Whenever the word "icon" turns up in a line below, that line should be copied.

(Given information begins)

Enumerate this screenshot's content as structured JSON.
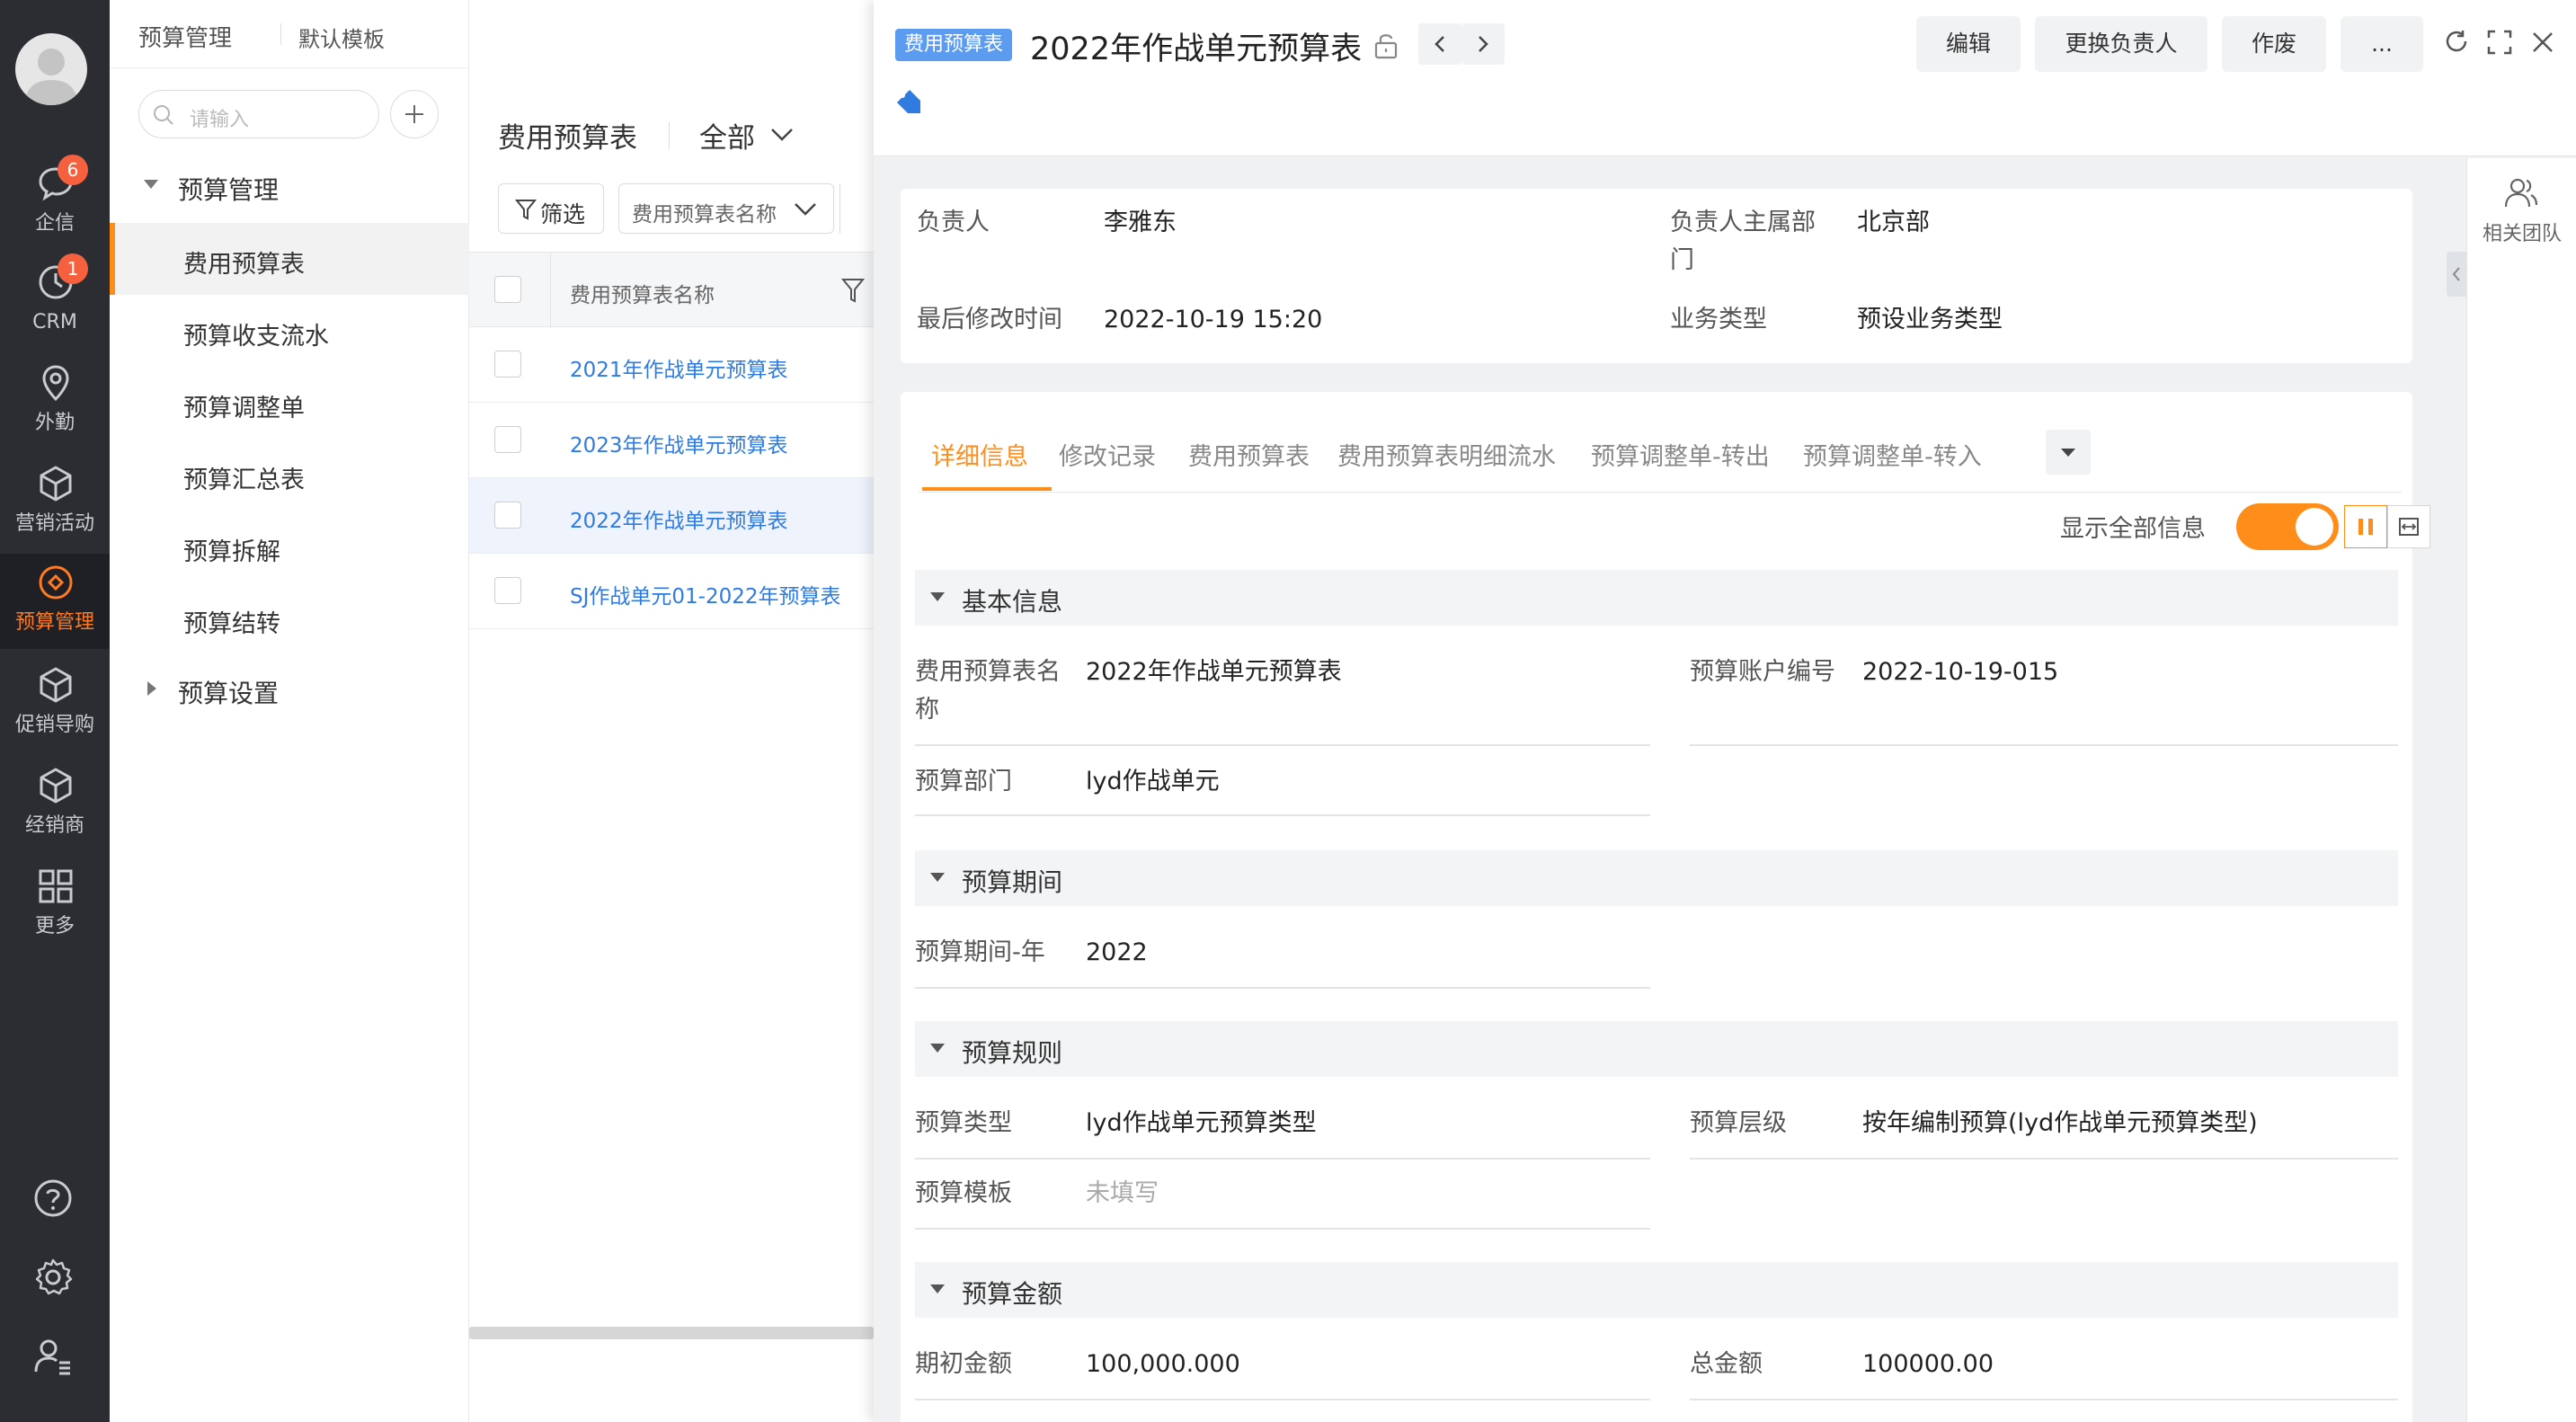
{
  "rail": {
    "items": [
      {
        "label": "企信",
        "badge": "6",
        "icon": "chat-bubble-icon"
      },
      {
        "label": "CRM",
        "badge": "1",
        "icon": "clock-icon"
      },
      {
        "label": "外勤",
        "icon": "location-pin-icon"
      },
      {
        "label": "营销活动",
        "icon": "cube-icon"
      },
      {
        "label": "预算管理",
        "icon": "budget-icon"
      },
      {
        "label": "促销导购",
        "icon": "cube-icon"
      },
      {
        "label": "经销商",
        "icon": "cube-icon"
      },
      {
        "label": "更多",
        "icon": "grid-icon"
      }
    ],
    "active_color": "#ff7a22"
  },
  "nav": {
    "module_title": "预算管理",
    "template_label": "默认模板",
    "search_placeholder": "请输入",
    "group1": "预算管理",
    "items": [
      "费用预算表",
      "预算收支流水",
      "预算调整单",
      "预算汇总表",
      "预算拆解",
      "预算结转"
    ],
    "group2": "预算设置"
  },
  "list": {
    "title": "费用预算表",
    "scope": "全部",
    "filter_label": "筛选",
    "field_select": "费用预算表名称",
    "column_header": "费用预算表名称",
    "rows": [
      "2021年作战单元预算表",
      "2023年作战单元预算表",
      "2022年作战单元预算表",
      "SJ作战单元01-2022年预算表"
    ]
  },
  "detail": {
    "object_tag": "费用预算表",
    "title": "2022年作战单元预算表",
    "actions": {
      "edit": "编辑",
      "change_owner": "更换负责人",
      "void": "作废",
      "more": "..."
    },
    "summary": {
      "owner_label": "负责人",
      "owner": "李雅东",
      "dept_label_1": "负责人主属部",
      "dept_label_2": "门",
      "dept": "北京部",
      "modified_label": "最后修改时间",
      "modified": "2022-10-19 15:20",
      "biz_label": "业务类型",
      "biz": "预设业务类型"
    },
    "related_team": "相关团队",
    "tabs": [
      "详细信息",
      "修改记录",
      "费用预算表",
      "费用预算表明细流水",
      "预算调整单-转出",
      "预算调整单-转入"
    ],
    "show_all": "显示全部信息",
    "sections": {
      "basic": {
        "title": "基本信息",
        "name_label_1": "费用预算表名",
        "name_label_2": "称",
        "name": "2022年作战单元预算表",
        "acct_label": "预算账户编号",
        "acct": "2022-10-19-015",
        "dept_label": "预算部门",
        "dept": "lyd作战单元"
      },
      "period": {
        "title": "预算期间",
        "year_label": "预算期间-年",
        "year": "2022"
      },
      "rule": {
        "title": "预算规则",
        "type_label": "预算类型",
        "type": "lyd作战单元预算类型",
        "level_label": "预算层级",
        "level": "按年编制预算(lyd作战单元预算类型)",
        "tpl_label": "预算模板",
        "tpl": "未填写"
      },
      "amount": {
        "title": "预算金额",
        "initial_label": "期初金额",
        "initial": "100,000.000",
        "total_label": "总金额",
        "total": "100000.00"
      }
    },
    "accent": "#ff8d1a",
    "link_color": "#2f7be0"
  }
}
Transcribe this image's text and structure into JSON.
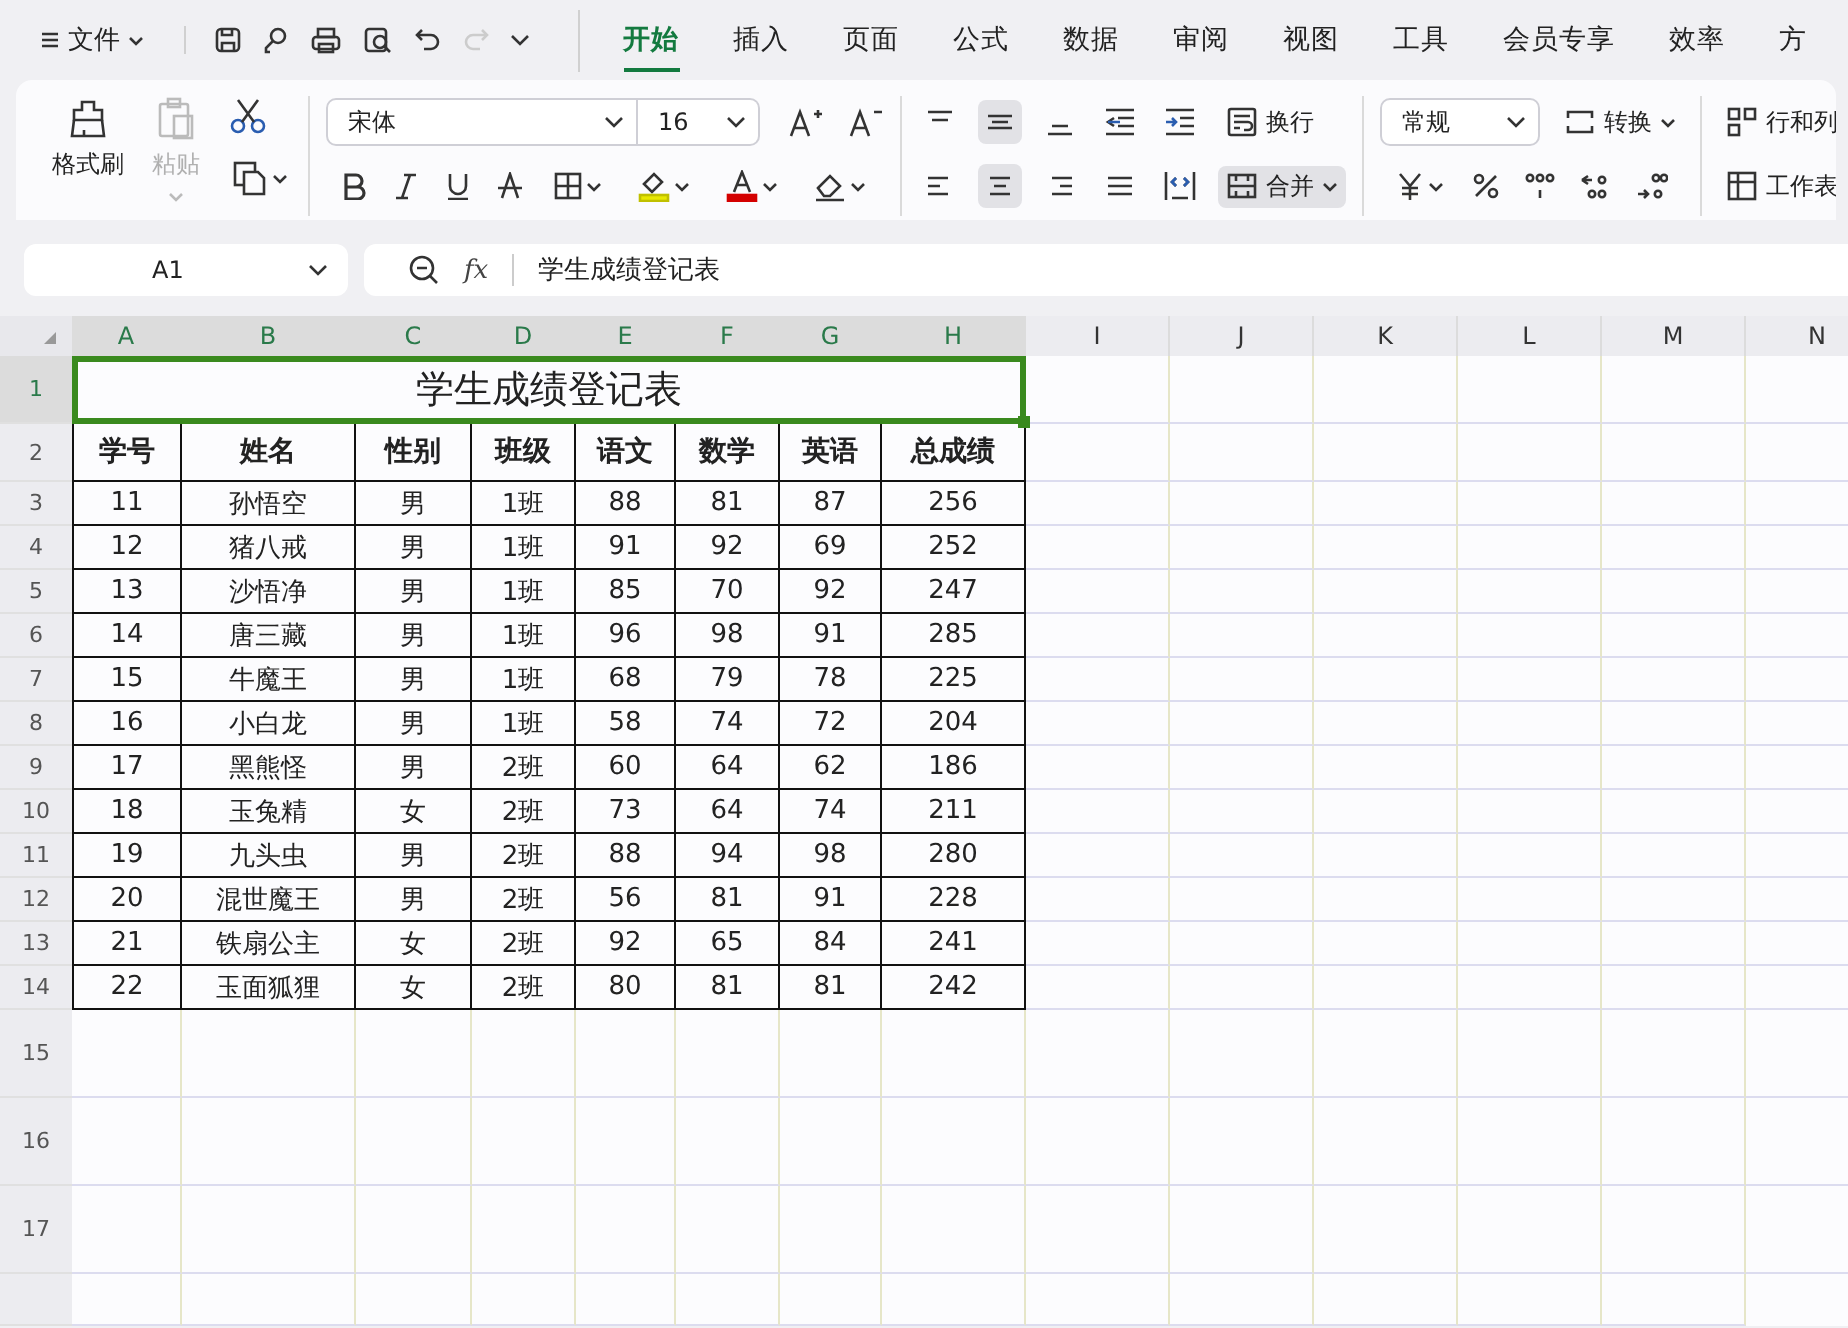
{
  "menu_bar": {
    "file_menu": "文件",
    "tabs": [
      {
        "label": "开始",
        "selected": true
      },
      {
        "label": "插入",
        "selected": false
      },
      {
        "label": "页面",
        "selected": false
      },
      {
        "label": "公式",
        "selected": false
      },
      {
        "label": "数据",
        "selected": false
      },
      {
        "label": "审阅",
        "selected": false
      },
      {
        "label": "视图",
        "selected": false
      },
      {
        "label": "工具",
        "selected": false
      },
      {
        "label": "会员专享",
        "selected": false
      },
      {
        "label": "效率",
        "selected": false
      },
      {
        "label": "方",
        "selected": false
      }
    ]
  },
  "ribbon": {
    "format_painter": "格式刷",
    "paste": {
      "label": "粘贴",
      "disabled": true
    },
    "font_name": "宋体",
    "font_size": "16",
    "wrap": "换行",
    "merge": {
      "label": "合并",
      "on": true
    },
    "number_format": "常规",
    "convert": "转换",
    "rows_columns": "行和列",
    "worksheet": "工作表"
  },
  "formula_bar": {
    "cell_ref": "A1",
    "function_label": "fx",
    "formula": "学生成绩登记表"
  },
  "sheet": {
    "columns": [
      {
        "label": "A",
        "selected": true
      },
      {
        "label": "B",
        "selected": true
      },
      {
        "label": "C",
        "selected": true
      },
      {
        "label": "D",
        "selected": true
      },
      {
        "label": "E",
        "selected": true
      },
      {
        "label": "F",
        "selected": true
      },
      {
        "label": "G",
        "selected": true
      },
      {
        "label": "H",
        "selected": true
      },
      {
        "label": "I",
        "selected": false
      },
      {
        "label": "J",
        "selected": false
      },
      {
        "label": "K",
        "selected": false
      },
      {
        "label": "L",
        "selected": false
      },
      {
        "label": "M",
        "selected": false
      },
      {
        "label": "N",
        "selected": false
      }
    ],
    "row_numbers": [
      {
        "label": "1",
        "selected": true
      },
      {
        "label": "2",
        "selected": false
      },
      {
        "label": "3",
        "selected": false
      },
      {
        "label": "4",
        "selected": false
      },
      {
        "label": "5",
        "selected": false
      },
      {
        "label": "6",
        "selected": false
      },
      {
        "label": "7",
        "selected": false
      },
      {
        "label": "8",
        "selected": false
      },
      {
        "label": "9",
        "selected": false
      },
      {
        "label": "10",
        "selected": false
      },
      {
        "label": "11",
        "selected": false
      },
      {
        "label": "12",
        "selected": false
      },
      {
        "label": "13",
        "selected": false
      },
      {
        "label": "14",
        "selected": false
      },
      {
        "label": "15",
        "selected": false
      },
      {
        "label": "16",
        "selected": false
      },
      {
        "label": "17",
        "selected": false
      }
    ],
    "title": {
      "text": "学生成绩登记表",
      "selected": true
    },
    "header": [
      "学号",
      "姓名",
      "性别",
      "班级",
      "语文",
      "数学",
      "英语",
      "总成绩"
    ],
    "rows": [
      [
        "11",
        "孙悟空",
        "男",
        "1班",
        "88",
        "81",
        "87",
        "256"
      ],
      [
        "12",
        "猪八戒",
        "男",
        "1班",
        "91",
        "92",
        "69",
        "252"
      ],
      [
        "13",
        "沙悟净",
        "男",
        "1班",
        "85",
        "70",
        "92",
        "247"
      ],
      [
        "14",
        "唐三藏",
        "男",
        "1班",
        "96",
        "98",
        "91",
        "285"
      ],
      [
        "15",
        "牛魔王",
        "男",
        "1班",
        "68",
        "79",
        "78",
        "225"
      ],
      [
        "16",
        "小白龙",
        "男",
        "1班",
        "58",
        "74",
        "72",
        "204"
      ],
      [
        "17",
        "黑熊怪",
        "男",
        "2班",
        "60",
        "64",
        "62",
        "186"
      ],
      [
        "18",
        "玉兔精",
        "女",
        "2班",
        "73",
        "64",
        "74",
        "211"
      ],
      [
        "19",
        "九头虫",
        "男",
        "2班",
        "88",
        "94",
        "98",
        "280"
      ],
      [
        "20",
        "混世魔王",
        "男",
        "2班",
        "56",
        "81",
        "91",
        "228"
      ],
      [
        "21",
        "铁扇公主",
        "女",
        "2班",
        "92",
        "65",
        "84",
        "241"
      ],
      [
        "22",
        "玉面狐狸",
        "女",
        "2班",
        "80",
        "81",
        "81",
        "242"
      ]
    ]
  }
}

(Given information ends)

(Answer for the task):
        "icon": "chat-bubble-icon"
        "icon": "clock-icon"
        "icon": "location-pin-icon"
        "icon": "cube-icon"
        "icon": "budget-icon"
        "icon": "cube-icon"
        "icon": "cube-icon"
        "icon": "grid-icon"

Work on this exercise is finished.